Your goal >> Scan the entries line by line and return those with "send".

Task inputs >>
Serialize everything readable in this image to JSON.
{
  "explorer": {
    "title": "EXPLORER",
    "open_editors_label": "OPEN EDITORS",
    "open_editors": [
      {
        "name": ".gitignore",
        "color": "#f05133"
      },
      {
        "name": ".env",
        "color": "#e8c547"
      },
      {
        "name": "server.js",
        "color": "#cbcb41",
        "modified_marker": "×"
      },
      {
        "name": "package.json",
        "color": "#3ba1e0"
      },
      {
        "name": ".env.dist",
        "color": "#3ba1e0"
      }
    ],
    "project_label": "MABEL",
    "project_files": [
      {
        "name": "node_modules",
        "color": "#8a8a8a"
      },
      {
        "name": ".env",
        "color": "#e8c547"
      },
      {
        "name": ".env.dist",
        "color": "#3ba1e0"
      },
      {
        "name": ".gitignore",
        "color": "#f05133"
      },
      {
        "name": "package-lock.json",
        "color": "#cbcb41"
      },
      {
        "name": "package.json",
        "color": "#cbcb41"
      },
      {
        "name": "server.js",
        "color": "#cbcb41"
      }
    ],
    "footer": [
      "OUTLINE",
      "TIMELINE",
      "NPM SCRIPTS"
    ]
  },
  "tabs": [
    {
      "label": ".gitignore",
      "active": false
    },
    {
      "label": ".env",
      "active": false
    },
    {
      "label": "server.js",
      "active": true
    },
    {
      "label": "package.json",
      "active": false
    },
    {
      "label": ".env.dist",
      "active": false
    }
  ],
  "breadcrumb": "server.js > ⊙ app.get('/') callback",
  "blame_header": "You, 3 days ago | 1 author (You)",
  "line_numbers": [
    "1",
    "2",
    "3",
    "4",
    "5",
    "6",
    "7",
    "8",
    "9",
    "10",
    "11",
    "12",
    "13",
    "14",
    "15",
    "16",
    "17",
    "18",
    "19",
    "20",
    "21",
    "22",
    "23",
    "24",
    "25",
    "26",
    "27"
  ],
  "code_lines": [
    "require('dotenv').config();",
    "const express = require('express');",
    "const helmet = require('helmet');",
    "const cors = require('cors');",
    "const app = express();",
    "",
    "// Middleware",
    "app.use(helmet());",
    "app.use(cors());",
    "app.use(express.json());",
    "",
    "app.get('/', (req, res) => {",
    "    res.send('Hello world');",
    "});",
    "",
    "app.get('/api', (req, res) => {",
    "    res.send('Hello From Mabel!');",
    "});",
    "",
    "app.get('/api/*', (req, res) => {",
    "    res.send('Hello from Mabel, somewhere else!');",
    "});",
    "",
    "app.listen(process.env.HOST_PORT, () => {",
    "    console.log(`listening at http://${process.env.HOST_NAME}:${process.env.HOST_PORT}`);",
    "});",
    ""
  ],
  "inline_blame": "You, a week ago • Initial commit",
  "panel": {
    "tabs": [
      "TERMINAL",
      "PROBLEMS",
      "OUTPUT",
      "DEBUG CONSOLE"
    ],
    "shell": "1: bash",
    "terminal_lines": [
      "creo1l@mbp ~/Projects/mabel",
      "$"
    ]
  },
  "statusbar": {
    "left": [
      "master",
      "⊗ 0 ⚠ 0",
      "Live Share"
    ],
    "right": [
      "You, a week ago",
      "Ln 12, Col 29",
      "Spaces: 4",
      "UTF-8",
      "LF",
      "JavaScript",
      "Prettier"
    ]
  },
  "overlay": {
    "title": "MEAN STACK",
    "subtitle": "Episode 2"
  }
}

Result of this exercise >>
    "    res.send('Hello world');",
    "    res.send('Hello From Mabel!');",
    "    res.send('Hello from Mabel, somewhere else!');",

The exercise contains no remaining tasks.